What it will look like

The complete English Wikipedia will fit in approximately 1,000 books with 1,200 pages each. All volumes will have continuous page numbers, so the last article could as well be on page number 1,193,014.

Details of the exhibition

The books will be exhibited at Wikimania London in August 2014 the annual conference of the Wikipedia community to be held at the Barbican Centre. The conference and exhibition are open to the public. If there is sufficient interest, they would love to send the exhibition on a tour around the globe after Wikimania and like to donate the edition to a big public library. ‘To later generations this might be a period piece from the beginning of the digital revolution.’

Love Arts Festival

Lovearts Festival Logo croppedThe Love Arts festival is back and in it’s third year. The festival is organised by the Leeds And York NHS Trust and it’s aim is to get people thinking and talking about mental health and to reduce the related stigma.

The festival starts on Tuesday with a launch event at The Light Shopping Centre, The Headrow, Leeds. Go along to get your hands on the festival brochure and find an event that appeals to you. There is so much choice there will be something that floats your boat whether that be an art exhibition, a comedy performance, a music event or a trip to the theatre.

Leeds Libraries are very pleased to be supporting the festival again this year and we are hosting several events for the festival in our libraries. Central Library will be the home of a brand new exhibition capturing the unheard voices of the people who used, visited and worked in the now closed psychiatric asylum, High Royds. Come along to the launch event on the 7th October to hear live stories from people telling their stories of mental health and how mental health treatment has moved on since the doors closed.
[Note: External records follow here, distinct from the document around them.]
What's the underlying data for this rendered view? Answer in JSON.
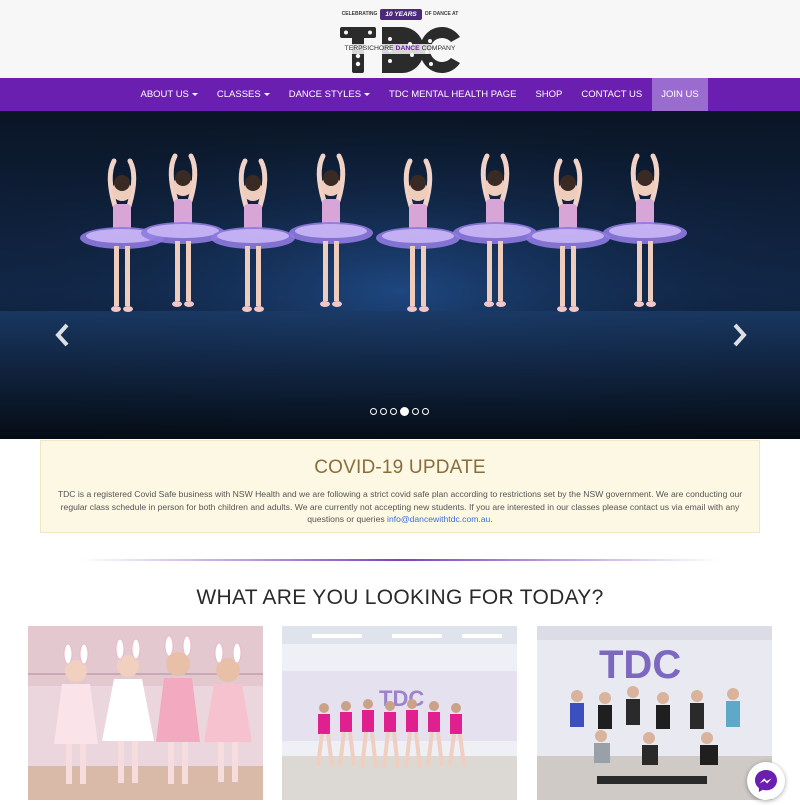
{
  "logo": {
    "celebrating": "CELEBRATING",
    "years": "10 YEARS",
    "of_dance": "OF DANCE AT",
    "letters": "TDC",
    "sub_left": "TERPSICHORE ",
    "sub_mid": "DANCE",
    "sub_right": " COMPANY"
  },
  "nav": {
    "items": [
      {
        "label": "ABOUT US",
        "dropdown": true
      },
      {
        "label": "CLASSES",
        "dropdown": true
      },
      {
        "label": "DANCE STYLES",
        "dropdown": true
      },
      {
        "label": "TDC MENTAL HEALTH PAGE",
        "dropdown": false
      },
      {
        "label": "SHOP",
        "dropdown": false
      },
      {
        "label": "CONTACT US",
        "dropdown": false
      },
      {
        "label": "JOIN US",
        "dropdown": false,
        "active": true
      }
    ]
  },
  "hero": {
    "prev_icon": "chevron-left-icon",
    "next_icon": "chevron-right-icon",
    "slide_count": 6,
    "active_slide": 4
  },
  "covid": {
    "title": "COVID-19 UPDATE",
    "body": "TDC is a registered Covid Safe business with NSW Health and we are following a strict covid safe plan according to restrictions set by the NSW government. We are conducting our regular class schedule in person for both children and adults. We are currently not accepting new students. If you are interested in our classes please contact us via email with any questions or queries ",
    "email": "info@dancewithtdc.com.au",
    "end": "."
  },
  "section": {
    "title": "WHAT ARE YOU LOOKING FOR TODAY?"
  },
  "messenger": {
    "icon": "messenger-icon"
  },
  "colors": {
    "brand_purple": "#6a1fb0",
    "active_nav": "#9b6cd0",
    "covid_bg": "#fcf8e3",
    "covid_title": "#8a6d3b",
    "link": "#3a6fd8"
  }
}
Cul-de-sac Theatre will also be presenting their award winning production, ‘Telling Lives’ at Central Library on Monday 14th October. This was devised using stories and photographs of patients in the great asylums of northern Britain, including High Royds, Prestwich and Lancaster Moor. The play is set on the eve of the First World War and poses questions as to who is mad, who is sane, who’s the healer and who the victim?

We did, of course have to host a literature event at one of our libraries and we are very pleased to be welcoming Sai Murray and Desiree Reynolds to Chapel Allerton Library on Wed 9th October. Sai will be introducing us to his debut poetry collection, Ad-Liberation and perfoming pieces from it. Desiree will read extracts from her novel ‘Seduce’.

The festival looks like it is going to be fabulous and to make sure you don’t miss out on anything have a look at the festival website, http://www.loveartsleeds.co.uk

Writing Britain Exhibition and Events

We have been very busy here working on an exhibition that will be shown in Central Library between 4th December and the 30th January. Leeds was chosen as one of four cities outside of London to hold a Writing Britain exhibition in partnership with the British library.

Writing Britain: Leeds celebrates the use of our Yorkshire landscape in literature. Explore works from our library collections and items from the British Library as well as viewing new material from a group of young people working on the project.

We have had such a good time putting the exhibition together, picking works of fiction and poetry to share with you and working with the young poeple to produce their work has been fantastic. We are also hosting a number of events while the exhibition is on; you can join us to make mini books like the Brontes, hear contemporary authors talk about creating a sense of place with their work or enjoy a Yorkshire tea while hearing about the Brontes. Further details of the events and the exhibition can be found here.